Exact reproduction of all the entries is required, without any of their pictures.

• [Data supplied]
···

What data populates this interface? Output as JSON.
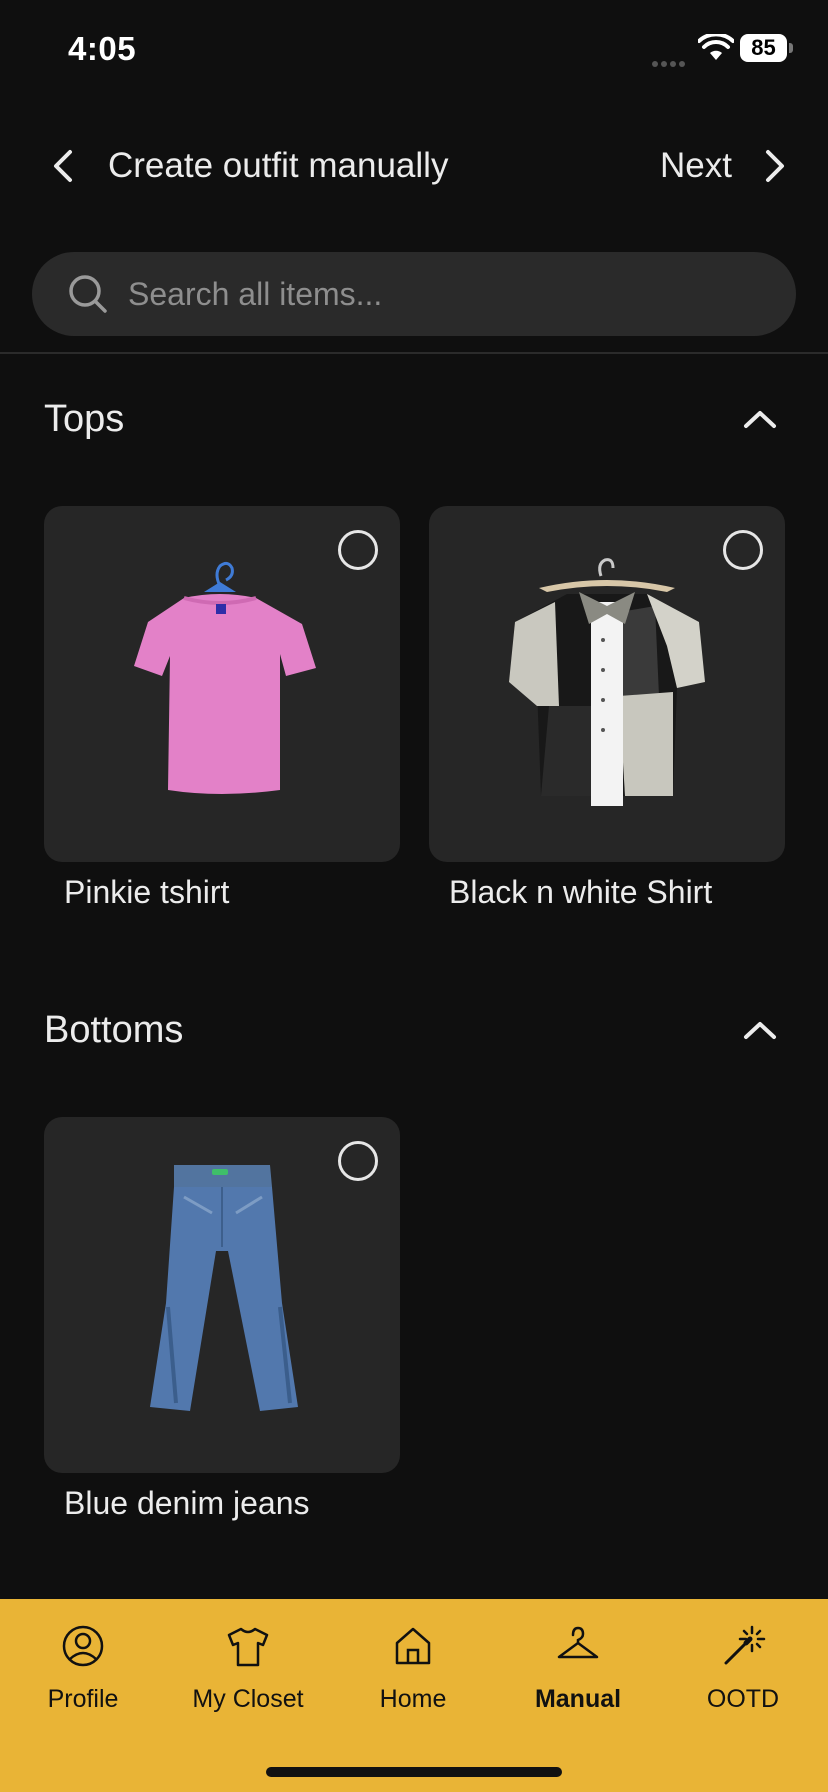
{
  "status_bar": {
    "time": "4:05",
    "battery": "85"
  },
  "header": {
    "title": "Create outfit manually",
    "next_label": "Next"
  },
  "search": {
    "placeholder": "Search all items..."
  },
  "sections": [
    {
      "title": "Tops",
      "items": [
        {
          "label": "Pinkie tshirt",
          "selected": false,
          "color": "#e381c8"
        },
        {
          "label": "Black n white Shirt",
          "selected": false,
          "color": "#1b1b1b"
        }
      ]
    },
    {
      "title": "Bottoms",
      "items": [
        {
          "label": "Blue denim jeans",
          "selected": false,
          "color": "#4f75a9"
        }
      ]
    }
  ],
  "nav": {
    "items": [
      {
        "label": "Profile",
        "icon": "profile-icon"
      },
      {
        "label": "My Closet",
        "icon": "tshirt-icon"
      },
      {
        "label": "Home",
        "icon": "home-icon"
      },
      {
        "label": "Manual",
        "icon": "hanger-icon",
        "active": true
      },
      {
        "label": "OOTD",
        "icon": "magic-wand-icon"
      }
    ],
    "background": "#e9b436"
  },
  "colors": {
    "background": "#0f0f0f",
    "card": "#262626",
    "search_bg": "#2a2a2a",
    "accent": "#e9b436"
  }
}
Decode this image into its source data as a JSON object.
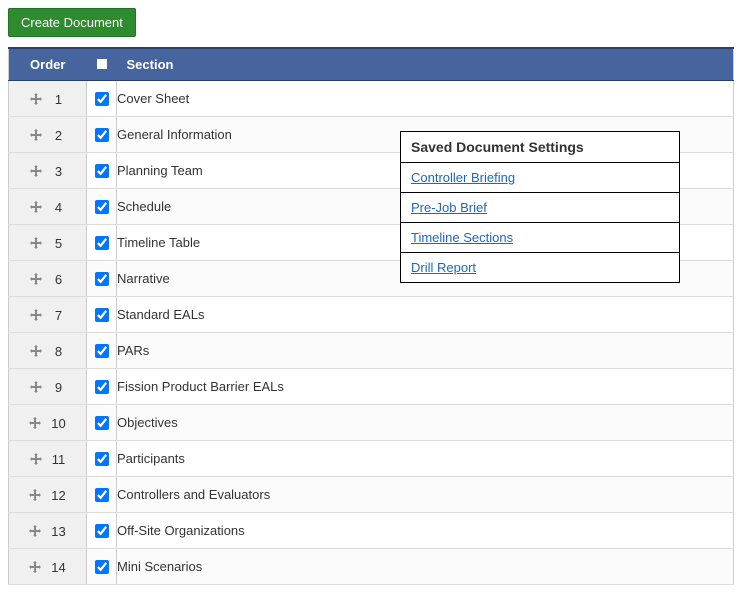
{
  "create_button_label": "Create Document",
  "columns": {
    "order": "Order",
    "section": "Section"
  },
  "rows": [
    {
      "order": "1",
      "checked": true,
      "section": "Cover Sheet"
    },
    {
      "order": "2",
      "checked": true,
      "section": "General Information"
    },
    {
      "order": "3",
      "checked": true,
      "section": "Planning Team"
    },
    {
      "order": "4",
      "checked": true,
      "section": "Schedule"
    },
    {
      "order": "5",
      "checked": true,
      "section": "Timeline Table"
    },
    {
      "order": "6",
      "checked": true,
      "section": "Narrative"
    },
    {
      "order": "7",
      "checked": true,
      "section": "Standard EALs"
    },
    {
      "order": "8",
      "checked": true,
      "section": "PARs"
    },
    {
      "order": "9",
      "checked": true,
      "section": "Fission Product Barrier EALs"
    },
    {
      "order": "10",
      "checked": true,
      "section": "Objectives"
    },
    {
      "order": "11",
      "checked": true,
      "section": "Participants"
    },
    {
      "order": "12",
      "checked": true,
      "section": "Controllers and Evaluators"
    },
    {
      "order": "13",
      "checked": true,
      "section": "Off-Site Organizations"
    },
    {
      "order": "14",
      "checked": true,
      "section": "Mini Scenarios"
    }
  ],
  "popup": {
    "title": "Saved Document Settings",
    "items": [
      "Controller Briefing",
      "Pre-Job Brief",
      "Timeline Sections",
      "Drill Report"
    ]
  }
}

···

• [Solution for this task]
What data populates this interface? Output as JSON.
{
  "status_bar": {
    "time": "4:05",
    "battery": "85"
  },
  "header": {
    "title": "Create outfit manually",
    "next_label": "Next"
  },
  "search": {
    "placeholder": "Search all items..."
  },
  "sections": [
    {
      "title": "Tops",
      "items": [
        {
          "label": "Pinkie tshirt",
          "selected": false,
          "color": "#e381c8"
        },
        {
          "label": "Black n white Shirt",
          "selected": false,
          "color": "#1b1b1b"
        }
      ]
    },
    {
      "title": "Bottoms",
      "items": [
        {
          "label": "Blue denim jeans",
          "selected": false,
          "color": "#4f75a9"
        }
      ]
    }
  ],
  "nav": {
    "items": [
      {
        "label": "Profile",
        "icon": "profile-icon"
      },
      {
        "label": "My Closet",
        "icon": "tshirt-icon"
      },
      {
        "label": "Home",
        "icon": "home-icon"
      },
      {
        "label": "Manual",
        "icon": "hanger-icon",
        "active": true
      },
      {
        "label": "OOTD",
        "icon": "magic-wand-icon"
      }
    ],
    "background": "#e9b436"
  },
  "colors": {
    "background": "#0f0f0f",
    "card": "#262626",
    "search_bg": "#2a2a2a",
    "accent": "#e9b436"
  }
}
Decode this image into its source data as a JSON object.
{
  "create_button_label": "Create Document",
  "columns": {
    "order": "Order",
    "section": "Section"
  },
  "rows": [
    {
      "order": "1",
      "checked": true,
      "section": "Cover Sheet"
    },
    {
      "order": "2",
      "checked": true,
      "section": "General Information"
    },
    {
      "order": "3",
      "checked": true,
      "section": "Planning Team"
    },
    {
      "order": "4",
      "checked": true,
      "section": "Schedule"
    },
    {
      "order": "5",
      "checked": true,
      "section": "Timeline Table"
    },
    {
      "order": "6",
      "checked": true,
      "section": "Narrative"
    },
    {
      "order": "7",
      "checked": true,
      "section": "Standard EALs"
    },
    {
      "order": "8",
      "checked": true,
      "section": "PARs"
    },
    {
      "order": "9",
      "checked": true,
      "section": "Fission Product Barrier EALs"
    },
    {
      "order": "10",
      "checked": true,
      "section": "Objectives"
    },
    {
      "order": "11",
      "checked": true,
      "section": "Participants"
    },
    {
      "order": "12",
      "checked": true,
      "section": "Controllers and Evaluators"
    },
    {
      "order": "13",
      "checked": true,
      "section": "Off-Site Organizations"
    },
    {
      "order": "14",
      "checked": true,
      "section": "Mini Scenarios"
    }
  ],
  "popup": {
    "title": "Saved Document Settings",
    "items": [
      "Controller Briefing",
      "Pre-Job Brief",
      "Timeline Sections",
      "Drill Report"
    ]
  }
}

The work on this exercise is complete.